(Entries from a dataset of interfaces)
Start of Block

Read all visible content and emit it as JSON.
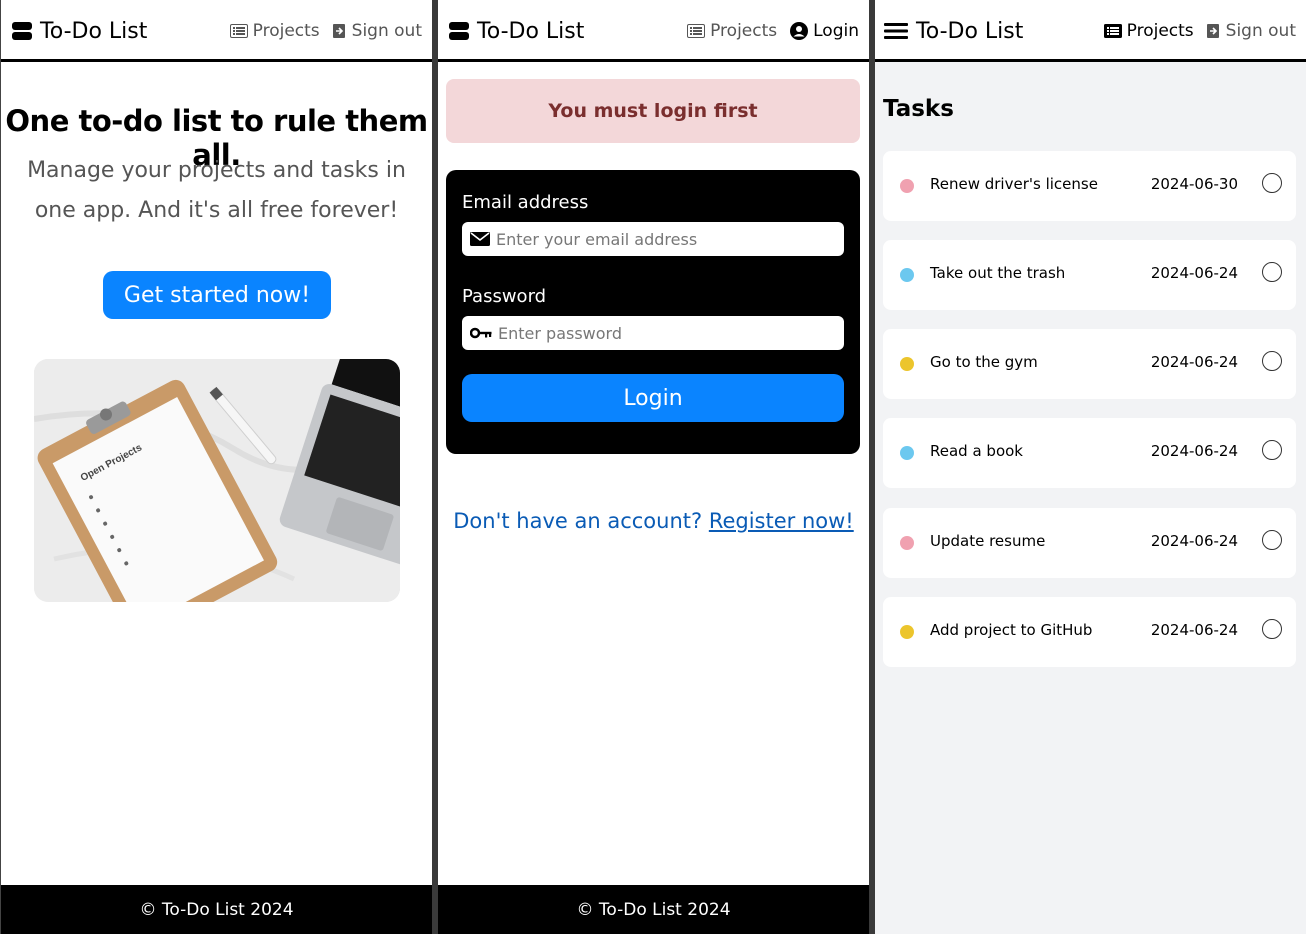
{
  "brand": {
    "title": "To-Do List"
  },
  "nav": {
    "projects": "Projects",
    "sign_out": "Sign out",
    "login": "Login"
  },
  "home": {
    "headline": "One to-do list to rule them all.",
    "subtitle": "Manage your projects and tasks in one app. And it's all free forever!",
    "cta": "Get started now!",
    "image_text": "Open Projects"
  },
  "login_page": {
    "alert": "You must login first",
    "email_label": "Email address",
    "email_placeholder": "Enter your email address",
    "password_label": "Password",
    "password_placeholder": "Enter password",
    "submit": "Login",
    "register_prompt": "Don't have an account?",
    "register_link": "Register now!"
  },
  "tasks_page": {
    "title": "Tasks",
    "items": [
      {
        "name": "Renew driver's license",
        "date": "2024-06-30",
        "color": "#f0a1b0"
      },
      {
        "name": "Take out the trash",
        "date": "2024-06-24",
        "color": "#6cc8ef"
      },
      {
        "name": "Go to the gym",
        "date": "2024-06-24",
        "color": "#ecc52c"
      },
      {
        "name": "Read a book",
        "date": "2024-06-24",
        "color": "#6cc8ef"
      },
      {
        "name": "Update resume",
        "date": "2024-06-24",
        "color": "#f0a1b0"
      },
      {
        "name": "Add project to GitHub",
        "date": "2024-06-24",
        "color": "#ecc52c"
      }
    ]
  },
  "footer": {
    "text": "© To-Do List 2024"
  },
  "colors": {
    "accent": "#0a84ff",
    "alert_bg": "#f3d7d9",
    "alert_text": "#7a2e2e",
    "link": "#0a5bb5"
  }
}
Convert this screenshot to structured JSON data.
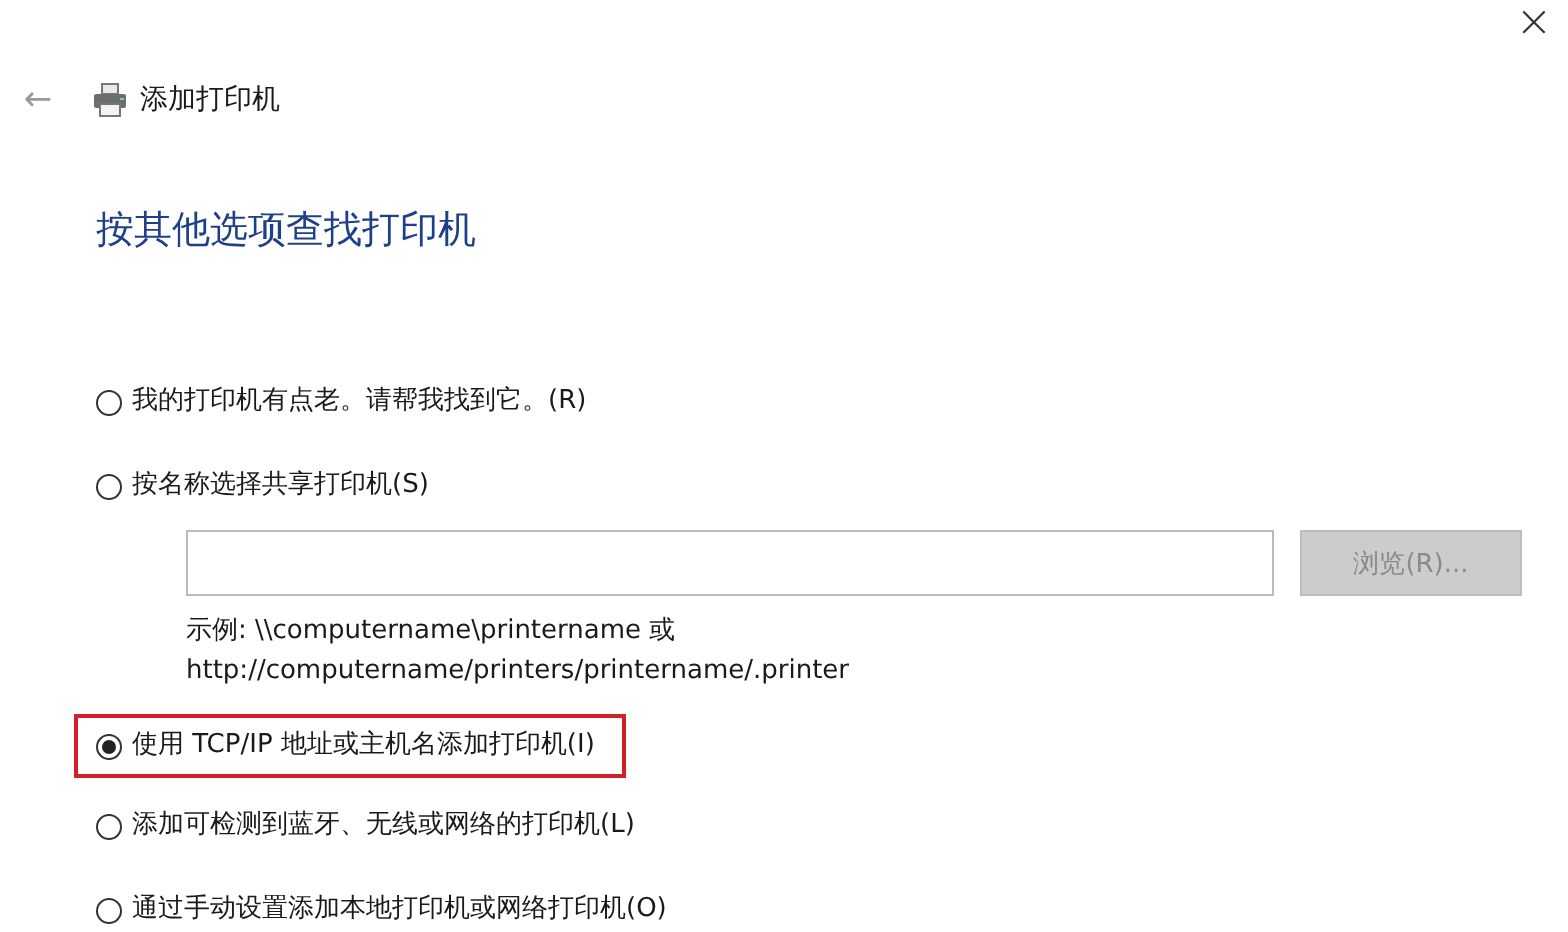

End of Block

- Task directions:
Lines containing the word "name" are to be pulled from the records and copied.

- The answer:
        "name": "Renew driver's license",
        "name": "Take out the trash",
        "name": "Go to the gym",
        "name": "Read a book",
        "name": "Update resume",
        "name": "Add project to GitHub",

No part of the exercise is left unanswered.